> [Problem description]: Type out all the data below, word for word.

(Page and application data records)
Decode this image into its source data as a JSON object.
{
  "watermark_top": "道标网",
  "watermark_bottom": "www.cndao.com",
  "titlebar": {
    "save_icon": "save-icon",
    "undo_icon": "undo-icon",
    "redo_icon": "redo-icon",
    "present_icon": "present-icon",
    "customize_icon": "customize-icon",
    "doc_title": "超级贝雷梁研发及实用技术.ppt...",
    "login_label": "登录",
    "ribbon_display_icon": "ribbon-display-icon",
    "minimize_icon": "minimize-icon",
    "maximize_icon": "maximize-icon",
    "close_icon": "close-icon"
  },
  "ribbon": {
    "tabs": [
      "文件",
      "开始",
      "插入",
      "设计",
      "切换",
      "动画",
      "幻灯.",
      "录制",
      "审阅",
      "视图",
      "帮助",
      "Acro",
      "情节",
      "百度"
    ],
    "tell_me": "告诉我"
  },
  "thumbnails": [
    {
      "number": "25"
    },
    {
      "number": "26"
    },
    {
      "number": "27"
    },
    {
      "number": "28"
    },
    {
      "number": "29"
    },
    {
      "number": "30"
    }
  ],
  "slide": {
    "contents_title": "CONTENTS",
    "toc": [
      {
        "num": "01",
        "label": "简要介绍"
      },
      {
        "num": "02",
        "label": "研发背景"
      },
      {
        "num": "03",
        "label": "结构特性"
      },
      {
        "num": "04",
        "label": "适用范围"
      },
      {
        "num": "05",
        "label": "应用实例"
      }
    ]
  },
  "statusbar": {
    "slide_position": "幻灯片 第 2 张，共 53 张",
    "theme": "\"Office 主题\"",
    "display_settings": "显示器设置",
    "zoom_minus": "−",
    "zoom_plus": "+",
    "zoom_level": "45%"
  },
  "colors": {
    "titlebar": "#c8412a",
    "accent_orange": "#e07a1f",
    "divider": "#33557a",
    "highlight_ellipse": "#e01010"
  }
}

> [Written solution]:
Decode this image into its source data as a JSON object.
{
  "watermark_top": "道标网",
  "watermark_bottom": "www.cndao.com",
  "titlebar": {
    "save_icon": "save-icon",
    "undo_icon": "undo-icon",
    "redo_icon": "redo-icon",
    "present_icon": "present-icon",
    "customize_icon": "customize-icon",
    "doc_title": "超级贝雷梁研发及实用技术.ppt...",
    "login_label": "登录",
    "ribbon_display_icon": "ribbon-display-icon",
    "minimize_icon": "minimize-icon",
    "maximize_icon": "maximize-icon",
    "close_icon": "close-icon"
  },
  "ribbon": {
    "tabs": [
      "文件",
      "开始",
      "插入",
      "设计",
      "切换",
      "动画",
      "幻灯.",
      "录制",
      "审阅",
      "视图",
      "帮助",
      "Acro",
      "情节",
      "百度"
    ],
    "tell_me": "告诉我"
  },
  "thumbnails": [
    {
      "number": "25"
    },
    {
      "number": "26"
    },
    {
      "number": "27"
    },
    {
      "number": "28"
    },
    {
      "number": "29"
    },
    {
      "number": "30"
    }
  ],
  "slide": {
    "contents_title": "CONTENTS",
    "toc": [
      {
        "num": "01",
        "label": "简要介绍"
      },
      {
        "num": "02",
        "label": "研发背景"
      },
      {
        "num": "03",
        "label": "结构特性"
      },
      {
        "num": "04",
        "label": "适用范围"
      },
      {
        "num": "05",
        "label": "应用实例"
      }
    ]
  },
  "statusbar": {
    "slide_position": "幻灯片 第 2 张，共 53 张",
    "theme": "\"Office 主题\"",
    "display_settings": "显示器设置",
    "zoom_minus": "−",
    "zoom_plus": "+",
    "zoom_level": "45%"
  },
  "colors": {
    "titlebar": "#c8412a",
    "accent_orange": "#e07a1f",
    "divider": "#33557a",
    "highlight_ellipse": "#e01010"
  }
}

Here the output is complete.